The response should hold each line from the entries below where "icon" is found.

___ Recorded data ___

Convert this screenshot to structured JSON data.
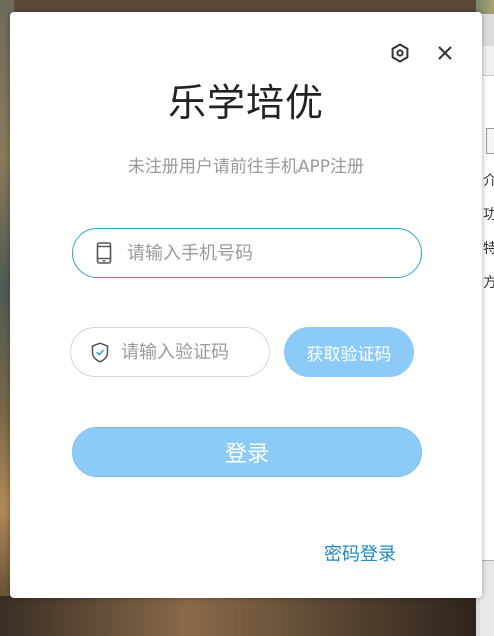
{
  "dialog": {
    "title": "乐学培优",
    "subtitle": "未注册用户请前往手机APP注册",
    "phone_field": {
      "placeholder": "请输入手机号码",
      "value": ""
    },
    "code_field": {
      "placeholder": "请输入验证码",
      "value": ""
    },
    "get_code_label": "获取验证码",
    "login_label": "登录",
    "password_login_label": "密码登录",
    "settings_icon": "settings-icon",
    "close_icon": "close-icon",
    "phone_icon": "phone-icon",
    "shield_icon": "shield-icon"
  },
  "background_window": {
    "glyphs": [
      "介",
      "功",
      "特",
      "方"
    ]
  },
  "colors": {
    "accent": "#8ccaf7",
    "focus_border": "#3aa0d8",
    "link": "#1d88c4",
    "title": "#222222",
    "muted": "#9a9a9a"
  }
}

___

Exercise answer:
    "settings_icon": "settings-icon",
    "close_icon": "close-icon",
    "phone_icon": "phone-icon",
    "shield_icon": "shield-icon"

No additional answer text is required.